── Exercise data

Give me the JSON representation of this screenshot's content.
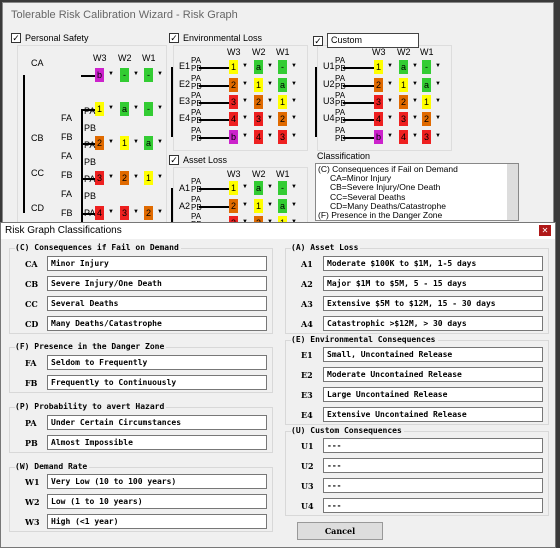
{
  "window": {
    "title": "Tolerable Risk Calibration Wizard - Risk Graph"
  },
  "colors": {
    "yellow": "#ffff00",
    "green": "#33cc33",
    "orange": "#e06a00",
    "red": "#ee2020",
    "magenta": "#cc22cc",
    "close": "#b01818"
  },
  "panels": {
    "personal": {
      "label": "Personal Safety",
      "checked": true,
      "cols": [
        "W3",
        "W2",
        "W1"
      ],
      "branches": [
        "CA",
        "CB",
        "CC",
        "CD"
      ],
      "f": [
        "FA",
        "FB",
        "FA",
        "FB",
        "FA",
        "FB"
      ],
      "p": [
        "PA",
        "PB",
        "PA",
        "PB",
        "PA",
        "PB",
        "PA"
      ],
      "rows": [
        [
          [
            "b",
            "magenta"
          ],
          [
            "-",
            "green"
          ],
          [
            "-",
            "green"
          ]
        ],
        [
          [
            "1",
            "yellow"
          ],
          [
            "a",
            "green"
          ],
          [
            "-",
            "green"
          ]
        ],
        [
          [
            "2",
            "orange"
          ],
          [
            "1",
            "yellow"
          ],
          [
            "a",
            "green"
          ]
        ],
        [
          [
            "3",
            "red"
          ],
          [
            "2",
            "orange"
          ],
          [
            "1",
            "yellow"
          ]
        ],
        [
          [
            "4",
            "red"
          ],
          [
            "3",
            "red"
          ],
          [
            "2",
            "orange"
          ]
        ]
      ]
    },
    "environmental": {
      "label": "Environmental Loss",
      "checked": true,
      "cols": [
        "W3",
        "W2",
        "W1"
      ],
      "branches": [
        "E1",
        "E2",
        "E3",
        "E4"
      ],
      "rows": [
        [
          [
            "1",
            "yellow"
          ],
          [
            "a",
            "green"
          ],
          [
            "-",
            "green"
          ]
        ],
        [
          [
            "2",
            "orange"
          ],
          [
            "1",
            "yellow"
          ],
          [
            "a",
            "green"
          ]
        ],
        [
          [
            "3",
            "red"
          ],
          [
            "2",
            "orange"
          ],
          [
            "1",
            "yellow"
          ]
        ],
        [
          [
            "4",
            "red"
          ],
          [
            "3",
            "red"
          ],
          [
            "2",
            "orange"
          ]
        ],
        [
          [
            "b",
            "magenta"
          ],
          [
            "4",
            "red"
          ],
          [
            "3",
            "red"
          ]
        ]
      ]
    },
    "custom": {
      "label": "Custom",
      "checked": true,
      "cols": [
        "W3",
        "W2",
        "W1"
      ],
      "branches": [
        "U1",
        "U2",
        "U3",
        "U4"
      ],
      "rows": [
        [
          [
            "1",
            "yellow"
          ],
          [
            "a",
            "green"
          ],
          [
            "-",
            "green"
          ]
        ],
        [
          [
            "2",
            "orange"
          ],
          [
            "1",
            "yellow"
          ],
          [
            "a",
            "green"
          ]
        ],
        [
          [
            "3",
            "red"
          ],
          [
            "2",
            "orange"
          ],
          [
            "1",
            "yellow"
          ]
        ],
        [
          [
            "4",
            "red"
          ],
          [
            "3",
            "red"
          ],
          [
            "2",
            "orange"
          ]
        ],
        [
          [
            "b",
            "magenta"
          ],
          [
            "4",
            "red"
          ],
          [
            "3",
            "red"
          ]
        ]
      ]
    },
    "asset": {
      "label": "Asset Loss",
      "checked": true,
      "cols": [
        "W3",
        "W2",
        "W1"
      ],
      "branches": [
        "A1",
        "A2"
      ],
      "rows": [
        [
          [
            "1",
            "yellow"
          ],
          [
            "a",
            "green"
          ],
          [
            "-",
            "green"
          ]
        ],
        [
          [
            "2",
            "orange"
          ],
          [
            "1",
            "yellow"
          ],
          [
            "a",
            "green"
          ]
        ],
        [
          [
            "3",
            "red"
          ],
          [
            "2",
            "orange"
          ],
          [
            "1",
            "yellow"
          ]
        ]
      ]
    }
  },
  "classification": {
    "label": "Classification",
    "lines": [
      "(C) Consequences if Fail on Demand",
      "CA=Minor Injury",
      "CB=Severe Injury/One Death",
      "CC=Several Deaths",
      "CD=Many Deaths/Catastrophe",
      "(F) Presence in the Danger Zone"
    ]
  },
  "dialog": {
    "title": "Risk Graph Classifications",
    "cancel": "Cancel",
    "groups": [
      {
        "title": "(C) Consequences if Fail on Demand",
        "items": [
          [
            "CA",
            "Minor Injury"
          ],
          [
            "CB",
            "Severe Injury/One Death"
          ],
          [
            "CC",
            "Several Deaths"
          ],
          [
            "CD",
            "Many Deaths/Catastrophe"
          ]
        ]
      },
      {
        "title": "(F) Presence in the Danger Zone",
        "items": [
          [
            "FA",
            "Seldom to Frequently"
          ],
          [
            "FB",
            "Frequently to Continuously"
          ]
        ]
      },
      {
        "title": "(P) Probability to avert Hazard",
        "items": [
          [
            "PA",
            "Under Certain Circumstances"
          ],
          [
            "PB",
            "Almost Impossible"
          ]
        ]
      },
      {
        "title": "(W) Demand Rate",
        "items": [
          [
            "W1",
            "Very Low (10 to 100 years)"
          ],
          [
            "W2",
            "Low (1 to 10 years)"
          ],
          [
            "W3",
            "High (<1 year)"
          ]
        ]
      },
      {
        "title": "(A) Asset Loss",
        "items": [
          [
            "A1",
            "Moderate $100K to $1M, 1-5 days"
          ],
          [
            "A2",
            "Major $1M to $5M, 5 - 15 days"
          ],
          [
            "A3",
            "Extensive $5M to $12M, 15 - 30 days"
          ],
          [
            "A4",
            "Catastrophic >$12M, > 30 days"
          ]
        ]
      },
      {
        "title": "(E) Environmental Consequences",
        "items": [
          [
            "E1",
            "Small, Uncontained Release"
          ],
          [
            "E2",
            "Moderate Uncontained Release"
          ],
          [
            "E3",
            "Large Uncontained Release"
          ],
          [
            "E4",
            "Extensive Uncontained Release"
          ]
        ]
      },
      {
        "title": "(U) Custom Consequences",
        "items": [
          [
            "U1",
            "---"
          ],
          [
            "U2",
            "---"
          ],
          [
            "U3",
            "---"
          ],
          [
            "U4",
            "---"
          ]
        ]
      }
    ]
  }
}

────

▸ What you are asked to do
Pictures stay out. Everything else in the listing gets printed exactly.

▸ Output for this exercise
Give me the JSON representation of this screenshot's content.
{
  "window": {
    "title": "Tolerable Risk Calibration Wizard - Risk Graph"
  },
  "colors": {
    "yellow": "#ffff00",
    "green": "#33cc33",
    "orange": "#e06a00",
    "red": "#ee2020",
    "magenta": "#cc22cc",
    "close": "#b01818"
  },
  "panels": {
    "personal": {
      "label": "Personal Safety",
      "checked": true,
      "cols": [
        "W3",
        "W2",
        "W1"
      ],
      "branches": [
        "CA",
        "CB",
        "CC",
        "CD"
      ],
      "f": [
        "FA",
        "FB",
        "FA",
        "FB",
        "FA",
        "FB"
      ],
      "p": [
        "PA",
        "PB",
        "PA",
        "PB",
        "PA",
        "PB",
        "PA"
      ],
      "rows": [
        [
          [
            "b",
            "magenta"
          ],
          [
            "-",
            "green"
          ],
          [
            "-",
            "green"
          ]
        ],
        [
          [
            "1",
            "yellow"
          ],
          [
            "a",
            "green"
          ],
          [
            "-",
            "green"
          ]
        ],
        [
          [
            "2",
            "orange"
          ],
          [
            "1",
            "yellow"
          ],
          [
            "a",
            "green"
          ]
        ],
        [
          [
            "3",
            "red"
          ],
          [
            "2",
            "orange"
          ],
          [
            "1",
            "yellow"
          ]
        ],
        [
          [
            "4",
            "red"
          ],
          [
            "3",
            "red"
          ],
          [
            "2",
            "orange"
          ]
        ]
      ]
    },
    "environmental": {
      "label": "Environmental Loss",
      "checked": true,
      "cols": [
        "W3",
        "W2",
        "W1"
      ],
      "branches": [
        "E1",
        "E2",
        "E3",
        "E4"
      ],
      "rows": [
        [
          [
            "1",
            "yellow"
          ],
          [
            "a",
            "green"
          ],
          [
            "-",
            "green"
          ]
        ],
        [
          [
            "2",
            "orange"
          ],
          [
            "1",
            "yellow"
          ],
          [
            "a",
            "green"
          ]
        ],
        [
          [
            "3",
            "red"
          ],
          [
            "2",
            "orange"
          ],
          [
            "1",
            "yellow"
          ]
        ],
        [
          [
            "4",
            "red"
          ],
          [
            "3",
            "red"
          ],
          [
            "2",
            "orange"
          ]
        ],
        [
          [
            "b",
            "magenta"
          ],
          [
            "4",
            "red"
          ],
          [
            "3",
            "red"
          ]
        ]
      ]
    },
    "custom": {
      "label": "Custom",
      "checked": true,
      "cols": [
        "W3",
        "W2",
        "W1"
      ],
      "branches": [
        "U1",
        "U2",
        "U3",
        "U4"
      ],
      "rows": [
        [
          [
            "1",
            "yellow"
          ],
          [
            "a",
            "green"
          ],
          [
            "-",
            "green"
          ]
        ],
        [
          [
            "2",
            "orange"
          ],
          [
            "1",
            "yellow"
          ],
          [
            "a",
            "green"
          ]
        ],
        [
          [
            "3",
            "red"
          ],
          [
            "2",
            "orange"
          ],
          [
            "1",
            "yellow"
          ]
        ],
        [
          [
            "4",
            "red"
          ],
          [
            "3",
            "red"
          ],
          [
            "2",
            "orange"
          ]
        ],
        [
          [
            "b",
            "magenta"
          ],
          [
            "4",
            "red"
          ],
          [
            "3",
            "red"
          ]
        ]
      ]
    },
    "asset": {
      "label": "Asset Loss",
      "checked": true,
      "cols": [
        "W3",
        "W2",
        "W1"
      ],
      "branches": [
        "A1",
        "A2"
      ],
      "rows": [
        [
          [
            "1",
            "yellow"
          ],
          [
            "a",
            "green"
          ],
          [
            "-",
            "green"
          ]
        ],
        [
          [
            "2",
            "orange"
          ],
          [
            "1",
            "yellow"
          ],
          [
            "a",
            "green"
          ]
        ],
        [
          [
            "3",
            "red"
          ],
          [
            "2",
            "orange"
          ],
          [
            "1",
            "yellow"
          ]
        ]
      ]
    }
  },
  "classification": {
    "label": "Classification",
    "lines": [
      "(C) Consequences if Fail on Demand",
      "CA=Minor Injury",
      "CB=Severe Injury/One Death",
      "CC=Several Deaths",
      "CD=Many Deaths/Catastrophe",
      "(F) Presence in the Danger Zone"
    ]
  },
  "dialog": {
    "title": "Risk Graph Classifications",
    "cancel": "Cancel",
    "groups": [
      {
        "title": "(C) Consequences if Fail on Demand",
        "items": [
          [
            "CA",
            "Minor Injury"
          ],
          [
            "CB",
            "Severe Injury/One Death"
          ],
          [
            "CC",
            "Several Deaths"
          ],
          [
            "CD",
            "Many Deaths/Catastrophe"
          ]
        ]
      },
      {
        "title": "(F) Presence in the Danger Zone",
        "items": [
          [
            "FA",
            "Seldom to Frequently"
          ],
          [
            "FB",
            "Frequently to Continuously"
          ]
        ]
      },
      {
        "title": "(P) Probability to avert Hazard",
        "items": [
          [
            "PA",
            "Under Certain Circumstances"
          ],
          [
            "PB",
            "Almost Impossible"
          ]
        ]
      },
      {
        "title": "(W) Demand Rate",
        "items": [
          [
            "W1",
            "Very Low (10 to 100 years)"
          ],
          [
            "W2",
            "Low (1 to 10 years)"
          ],
          [
            "W3",
            "High (<1 year)"
          ]
        ]
      },
      {
        "title": "(A) Asset Loss",
        "items": [
          [
            "A1",
            "Moderate $100K to $1M, 1-5 days"
          ],
          [
            "A2",
            "Major $1M to $5M, 5 - 15 days"
          ],
          [
            "A3",
            "Extensive $5M to $12M, 15 - 30 days"
          ],
          [
            "A4",
            "Catastrophic >$12M, > 30 days"
          ]
        ]
      },
      {
        "title": "(E) Environmental Consequences",
        "items": [
          [
            "E1",
            "Small, Uncontained Release"
          ],
          [
            "E2",
            "Moderate Uncontained Release"
          ],
          [
            "E3",
            "Large Uncontained Release"
          ],
          [
            "E4",
            "Extensive Uncontained Release"
          ]
        ]
      },
      {
        "title": "(U) Custom Consequences",
        "items": [
          [
            "U1",
            "---"
          ],
          [
            "U2",
            "---"
          ],
          [
            "U3",
            "---"
          ],
          [
            "U4",
            "---"
          ]
        ]
      }
    ]
  }
}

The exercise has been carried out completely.